* **Exercise**: Word for word, restate every record, though not the pictures.
□ □ □
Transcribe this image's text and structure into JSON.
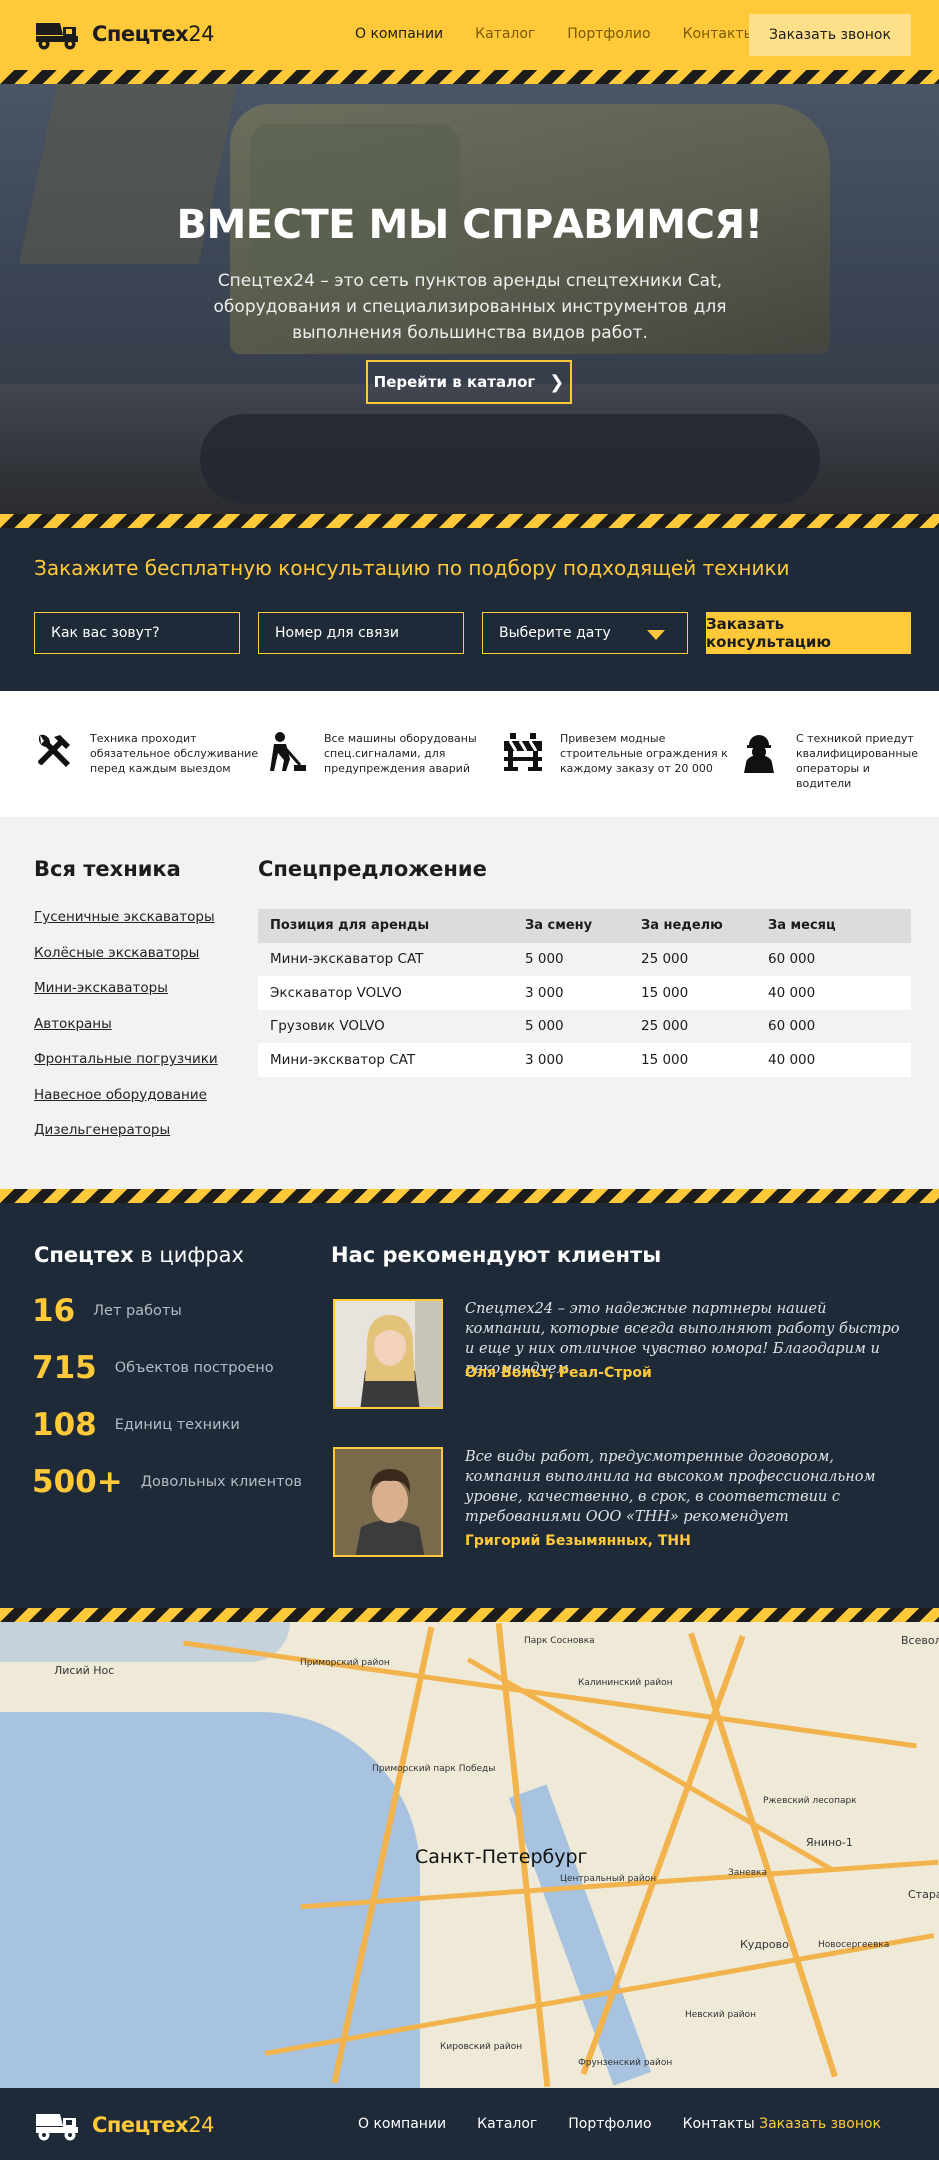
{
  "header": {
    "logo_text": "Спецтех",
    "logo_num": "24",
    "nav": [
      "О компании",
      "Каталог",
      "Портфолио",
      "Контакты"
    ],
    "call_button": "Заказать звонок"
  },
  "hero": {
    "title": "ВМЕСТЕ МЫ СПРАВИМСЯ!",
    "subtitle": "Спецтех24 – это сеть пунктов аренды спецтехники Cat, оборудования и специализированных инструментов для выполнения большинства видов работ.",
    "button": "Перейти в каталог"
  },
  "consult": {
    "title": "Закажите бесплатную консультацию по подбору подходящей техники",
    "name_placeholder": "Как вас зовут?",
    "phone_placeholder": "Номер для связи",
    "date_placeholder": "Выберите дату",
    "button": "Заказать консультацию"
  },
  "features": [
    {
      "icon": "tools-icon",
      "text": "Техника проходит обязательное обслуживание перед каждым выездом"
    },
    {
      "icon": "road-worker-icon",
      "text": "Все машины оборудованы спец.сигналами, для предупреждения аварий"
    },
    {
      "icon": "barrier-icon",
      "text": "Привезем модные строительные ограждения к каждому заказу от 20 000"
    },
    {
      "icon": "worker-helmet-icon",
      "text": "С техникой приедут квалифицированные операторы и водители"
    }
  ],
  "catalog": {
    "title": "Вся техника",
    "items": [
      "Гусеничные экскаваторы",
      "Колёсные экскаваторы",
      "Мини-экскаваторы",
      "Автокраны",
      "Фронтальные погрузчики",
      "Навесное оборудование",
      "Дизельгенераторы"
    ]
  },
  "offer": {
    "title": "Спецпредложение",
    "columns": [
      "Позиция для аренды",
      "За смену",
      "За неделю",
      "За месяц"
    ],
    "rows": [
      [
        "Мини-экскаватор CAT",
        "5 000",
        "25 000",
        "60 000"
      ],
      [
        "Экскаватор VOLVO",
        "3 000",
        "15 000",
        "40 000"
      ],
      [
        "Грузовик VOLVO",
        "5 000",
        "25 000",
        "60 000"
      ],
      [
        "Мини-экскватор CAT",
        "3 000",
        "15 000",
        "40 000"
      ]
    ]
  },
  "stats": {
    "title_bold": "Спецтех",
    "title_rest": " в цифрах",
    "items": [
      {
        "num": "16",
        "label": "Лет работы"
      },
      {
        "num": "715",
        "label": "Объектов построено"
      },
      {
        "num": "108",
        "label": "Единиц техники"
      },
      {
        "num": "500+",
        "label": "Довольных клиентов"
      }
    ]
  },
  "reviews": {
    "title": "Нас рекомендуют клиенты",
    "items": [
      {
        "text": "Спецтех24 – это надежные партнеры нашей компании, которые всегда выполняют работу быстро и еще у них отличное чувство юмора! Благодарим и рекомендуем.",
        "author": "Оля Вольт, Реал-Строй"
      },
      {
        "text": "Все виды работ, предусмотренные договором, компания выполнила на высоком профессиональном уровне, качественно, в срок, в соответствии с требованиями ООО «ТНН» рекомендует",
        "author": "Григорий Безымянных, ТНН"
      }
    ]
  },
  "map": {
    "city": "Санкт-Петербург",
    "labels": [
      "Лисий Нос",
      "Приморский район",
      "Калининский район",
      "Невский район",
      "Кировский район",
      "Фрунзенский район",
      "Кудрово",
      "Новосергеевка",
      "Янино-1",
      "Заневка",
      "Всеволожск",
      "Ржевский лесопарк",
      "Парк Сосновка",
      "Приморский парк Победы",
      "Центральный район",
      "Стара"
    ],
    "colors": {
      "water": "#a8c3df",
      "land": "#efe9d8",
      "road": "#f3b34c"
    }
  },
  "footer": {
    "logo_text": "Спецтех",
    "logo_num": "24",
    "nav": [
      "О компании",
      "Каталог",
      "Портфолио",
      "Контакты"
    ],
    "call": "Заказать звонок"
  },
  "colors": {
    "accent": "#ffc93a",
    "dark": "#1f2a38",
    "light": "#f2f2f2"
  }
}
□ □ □
* **Expected answer**:
Transcribe this image's text and structure into JSON.
{
  "header": {
    "logo_text": "Спецтех",
    "logo_num": "24",
    "nav": [
      "О компании",
      "Каталог",
      "Портфолио",
      "Контакты"
    ],
    "call_button": "Заказать звонок"
  },
  "hero": {
    "title": "ВМЕСТЕ МЫ СПРАВИМСЯ!",
    "subtitle": "Спецтех24 – это сеть пунктов аренды спецтехники Cat, оборудования и специализированных инструментов для выполнения большинства видов работ.",
    "button": "Перейти в каталог"
  },
  "consult": {
    "title": "Закажите бесплатную консультацию по подбору подходящей техники",
    "name_placeholder": "Как вас зовут?",
    "phone_placeholder": "Номер для связи",
    "date_placeholder": "Выберите дату",
    "button": "Заказать консультацию"
  },
  "features": [
    {
      "icon": "tools-icon",
      "text": "Техника проходит обязательное обслуживание перед каждым выездом"
    },
    {
      "icon": "road-worker-icon",
      "text": "Все машины оборудованы спец.сигналами, для предупреждения аварий"
    },
    {
      "icon": "barrier-icon",
      "text": "Привезем модные строительные ограждения к каждому заказу от 20 000"
    },
    {
      "icon": "worker-helmet-icon",
      "text": "С техникой приедут квалифицированные операторы и водители"
    }
  ],
  "catalog": {
    "title": "Вся техника",
    "items": [
      "Гусеничные экскаваторы",
      "Колёсные экскаваторы",
      "Мини-экскаваторы",
      "Автокраны",
      "Фронтальные погрузчики",
      "Навесное оборудование",
      "Дизельгенераторы"
    ]
  },
  "offer": {
    "title": "Спецпредложение",
    "columns": [
      "Позиция для аренды",
      "За смену",
      "За неделю",
      "За месяц"
    ],
    "rows": [
      [
        "Мини-экскаватор CAT",
        "5 000",
        "25 000",
        "60 000"
      ],
      [
        "Экскаватор VOLVO",
        "3 000",
        "15 000",
        "40 000"
      ],
      [
        "Грузовик VOLVO",
        "5 000",
        "25 000",
        "60 000"
      ],
      [
        "Мини-экскватор CAT",
        "3 000",
        "15 000",
        "40 000"
      ]
    ]
  },
  "stats": {
    "title_bold": "Спецтех",
    "title_rest": " в цифрах",
    "items": [
      {
        "num": "16",
        "label": "Лет работы"
      },
      {
        "num": "715",
        "label": "Объектов построено"
      },
      {
        "num": "108",
        "label": "Единиц техники"
      },
      {
        "num": "500+",
        "label": "Довольных клиентов"
      }
    ]
  },
  "reviews": {
    "title": "Нас рекомендуют клиенты",
    "items": [
      {
        "text": "Спецтех24 – это надежные партнеры нашей компании, которые всегда выполняют работу быстро и еще у них отличное чувство юмора! Благодарим и рекомендуем.",
        "author": "Оля Вольт, Реал-Строй"
      },
      {
        "text": "Все виды работ, предусмотренные договором, компания выполнила на высоком профессиональном уровне, качественно, в срок, в соответствии с требованиями ООО «ТНН» рекомендует",
        "author": "Григорий Безымянных, ТНН"
      }
    ]
  },
  "map": {
    "city": "Санкт-Петербург",
    "labels": [
      "Лисий Нос",
      "Приморский район",
      "Калининский район",
      "Невский район",
      "Кировский район",
      "Фрунзенский район",
      "Кудрово",
      "Новосергеевка",
      "Янино-1",
      "Заневка",
      "Всеволожск",
      "Ржевский лесопарк",
      "Парк Сосновка",
      "Приморский парк Победы",
      "Центральный район",
      "Стара"
    ],
    "colors": {
      "water": "#a8c3df",
      "land": "#efe9d8",
      "road": "#f3b34c"
    }
  },
  "footer": {
    "logo_text": "Спецтех",
    "logo_num": "24",
    "nav": [
      "О компании",
      "Каталог",
      "Портфолио",
      "Контакты"
    ],
    "call": "Заказать звонок"
  },
  "colors": {
    "accent": "#ffc93a",
    "dark": "#1f2a38",
    "light": "#f2f2f2"
  }
}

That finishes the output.